Glad we are focused on Medicare Supplements, which remain untouched by this news. - CW
Insurers face about 3.6% Medicare Advantage rate cuts
Health insurers participating in the Medicare Advantage program for elderly Americans, including Humana Inc. and UnitedHealth Group Inc., face a payment cut of about 3.55 percent next year, the U.S. government said.
“There's a lot of trepidation awaiting this letter and not a few Wall Street analysts and CEOs who are like a long-tailed cat in a room full of rocking chairs these days,” John Gorman, executive chairman of Gorman Health Group, a consulting firm in Washington, said before the cuts were announced. “There's all kinds of things around that could hurt.”
Consumers who choose Advantage plans are opting for managed care, with benefits including lower out-of-pocket costs, over the traditional government-run Medicare program for the elderly and disabled.
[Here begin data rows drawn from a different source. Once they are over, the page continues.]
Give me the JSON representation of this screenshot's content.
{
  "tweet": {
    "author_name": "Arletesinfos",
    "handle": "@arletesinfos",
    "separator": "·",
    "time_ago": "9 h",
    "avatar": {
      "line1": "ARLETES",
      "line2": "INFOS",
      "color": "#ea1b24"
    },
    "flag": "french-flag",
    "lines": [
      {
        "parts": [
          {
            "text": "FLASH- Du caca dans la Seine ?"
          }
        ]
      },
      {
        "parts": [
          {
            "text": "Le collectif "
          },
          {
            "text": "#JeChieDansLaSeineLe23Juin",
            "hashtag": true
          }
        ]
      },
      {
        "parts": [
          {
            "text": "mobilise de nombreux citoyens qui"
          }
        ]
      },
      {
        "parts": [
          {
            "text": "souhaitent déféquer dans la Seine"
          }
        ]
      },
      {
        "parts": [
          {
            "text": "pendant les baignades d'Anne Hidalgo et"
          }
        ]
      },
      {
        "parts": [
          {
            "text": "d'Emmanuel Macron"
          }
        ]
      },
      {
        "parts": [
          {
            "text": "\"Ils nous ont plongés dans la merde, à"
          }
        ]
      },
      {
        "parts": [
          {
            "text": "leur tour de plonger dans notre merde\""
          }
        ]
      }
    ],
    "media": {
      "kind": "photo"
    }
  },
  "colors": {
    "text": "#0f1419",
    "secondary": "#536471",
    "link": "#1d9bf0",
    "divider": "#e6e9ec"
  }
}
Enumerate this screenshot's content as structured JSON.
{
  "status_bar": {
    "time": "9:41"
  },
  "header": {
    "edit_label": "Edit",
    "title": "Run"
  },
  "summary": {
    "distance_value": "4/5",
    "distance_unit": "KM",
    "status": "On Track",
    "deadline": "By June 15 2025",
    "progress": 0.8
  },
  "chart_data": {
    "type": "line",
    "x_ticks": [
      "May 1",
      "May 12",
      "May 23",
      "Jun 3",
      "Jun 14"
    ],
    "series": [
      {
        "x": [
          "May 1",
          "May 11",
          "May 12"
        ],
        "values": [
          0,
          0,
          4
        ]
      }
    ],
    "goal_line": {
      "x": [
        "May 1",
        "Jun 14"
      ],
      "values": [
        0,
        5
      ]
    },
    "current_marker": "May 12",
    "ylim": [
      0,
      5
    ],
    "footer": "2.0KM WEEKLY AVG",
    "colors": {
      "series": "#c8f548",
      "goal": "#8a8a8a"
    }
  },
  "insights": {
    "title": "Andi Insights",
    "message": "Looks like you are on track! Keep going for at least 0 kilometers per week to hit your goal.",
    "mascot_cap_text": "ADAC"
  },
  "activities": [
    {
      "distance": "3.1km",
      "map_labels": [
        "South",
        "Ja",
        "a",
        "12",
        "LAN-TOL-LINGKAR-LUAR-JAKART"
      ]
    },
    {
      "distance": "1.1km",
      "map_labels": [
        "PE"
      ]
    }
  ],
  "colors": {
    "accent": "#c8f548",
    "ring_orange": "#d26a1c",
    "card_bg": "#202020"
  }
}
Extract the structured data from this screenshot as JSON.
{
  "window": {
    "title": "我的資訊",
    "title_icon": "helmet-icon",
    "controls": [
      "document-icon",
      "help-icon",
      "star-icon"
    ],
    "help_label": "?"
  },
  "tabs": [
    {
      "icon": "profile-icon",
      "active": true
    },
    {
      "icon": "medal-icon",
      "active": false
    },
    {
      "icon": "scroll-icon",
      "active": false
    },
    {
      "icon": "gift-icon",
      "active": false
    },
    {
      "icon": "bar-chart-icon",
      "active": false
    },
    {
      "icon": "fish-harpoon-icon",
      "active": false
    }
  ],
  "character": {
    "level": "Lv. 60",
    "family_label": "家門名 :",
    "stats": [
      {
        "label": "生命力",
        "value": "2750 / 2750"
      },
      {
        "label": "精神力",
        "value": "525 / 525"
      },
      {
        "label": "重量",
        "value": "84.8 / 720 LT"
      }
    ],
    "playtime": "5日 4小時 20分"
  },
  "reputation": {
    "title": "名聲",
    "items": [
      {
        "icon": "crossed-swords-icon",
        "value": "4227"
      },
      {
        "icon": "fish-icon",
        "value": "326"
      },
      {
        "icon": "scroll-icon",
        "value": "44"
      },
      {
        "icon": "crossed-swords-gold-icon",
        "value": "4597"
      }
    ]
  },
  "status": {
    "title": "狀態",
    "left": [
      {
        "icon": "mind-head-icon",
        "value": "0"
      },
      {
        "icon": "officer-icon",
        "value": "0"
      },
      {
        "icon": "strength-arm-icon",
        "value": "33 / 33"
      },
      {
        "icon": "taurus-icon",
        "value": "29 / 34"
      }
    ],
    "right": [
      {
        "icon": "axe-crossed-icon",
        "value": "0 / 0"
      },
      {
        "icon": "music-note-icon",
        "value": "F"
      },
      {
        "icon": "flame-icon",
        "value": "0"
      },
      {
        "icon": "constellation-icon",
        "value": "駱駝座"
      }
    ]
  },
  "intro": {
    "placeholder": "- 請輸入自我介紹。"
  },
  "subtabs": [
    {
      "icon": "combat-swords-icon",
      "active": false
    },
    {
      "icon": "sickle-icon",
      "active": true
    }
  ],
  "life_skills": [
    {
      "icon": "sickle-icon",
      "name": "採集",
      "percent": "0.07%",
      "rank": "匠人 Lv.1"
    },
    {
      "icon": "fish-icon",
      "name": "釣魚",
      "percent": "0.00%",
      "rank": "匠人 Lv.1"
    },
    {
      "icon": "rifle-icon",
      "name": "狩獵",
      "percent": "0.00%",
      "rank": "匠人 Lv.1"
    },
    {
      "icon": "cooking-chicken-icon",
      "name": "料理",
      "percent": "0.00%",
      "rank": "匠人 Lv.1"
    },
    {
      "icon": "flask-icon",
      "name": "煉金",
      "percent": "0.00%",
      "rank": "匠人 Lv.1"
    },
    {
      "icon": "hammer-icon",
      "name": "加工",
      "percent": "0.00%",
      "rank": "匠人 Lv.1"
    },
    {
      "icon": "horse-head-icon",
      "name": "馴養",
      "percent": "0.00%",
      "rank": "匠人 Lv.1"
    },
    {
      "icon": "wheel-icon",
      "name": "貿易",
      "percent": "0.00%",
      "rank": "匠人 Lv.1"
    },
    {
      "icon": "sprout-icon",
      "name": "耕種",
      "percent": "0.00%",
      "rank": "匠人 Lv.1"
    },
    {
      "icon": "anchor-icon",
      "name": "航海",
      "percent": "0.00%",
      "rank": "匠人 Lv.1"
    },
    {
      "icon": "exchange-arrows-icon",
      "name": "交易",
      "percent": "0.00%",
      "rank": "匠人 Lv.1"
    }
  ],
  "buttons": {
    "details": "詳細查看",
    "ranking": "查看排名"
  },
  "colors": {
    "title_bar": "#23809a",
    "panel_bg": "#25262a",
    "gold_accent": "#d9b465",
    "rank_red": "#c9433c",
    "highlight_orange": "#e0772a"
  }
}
Government payments have been under pressure since 2010, when the U.S. health expansion was financed in part by reducing spending on Advantage plans by an estimated $206 billion over a decade.
At the time, U.S. spending for Advantage beneficiaries was estimated to be as much as 13 percent higher than for people enrolled in traditional Medicare, leading to criticism the Advantage plans were overpaid.
Even after the cuts, the Medicare Payment Advisory Commission, which studies the program for Congress and recommends cost savings, estimates that Advantage plans were paid about 4 percent more in 2013, per beneficiary, than the cost of the traditional program.
‘Seniors are watching'
Last year, the administration raised 2014 base payments for Advantage insurers by 3.3 percent, after initially proposing a 2.2 percent reduction.
Still, insurers say that other government decisions — including a new tax on the industry under the Patient Protection and Affordable Care Act and budget sequestration ordered by Congress — reduced their Advantage payments about 6.7 percent in total this year.
Before Friday's announcement, insurers predicted a proposed cut of as much as 6.5 percent. Their lobbying campaign has included posters plastered around Washington that picture an elderly man with a pair of binoculars, with the warning “Seniors Are Watching.”
The 40 U.S. senators who wrote to Medicare administrator Marilyn Tavenner to ask for payments to be frozen were led by Charles Schumer, D-N.Y., and Michael Crapo, R-Idaho.
The program “has been a great success and should remain a competitive choice for our constituents,” the senators said. “We urge you to maintain payment levels that will allow MA beneficiaries to be protected from disruptive changes in 2015.”
While Medicare actuaries estimate enrollment in Advantage plans will dip next year, the Congressional Budget Office predicted that participation may rise as much as 50 percent in the next decade to 21 million by fiscal 2023.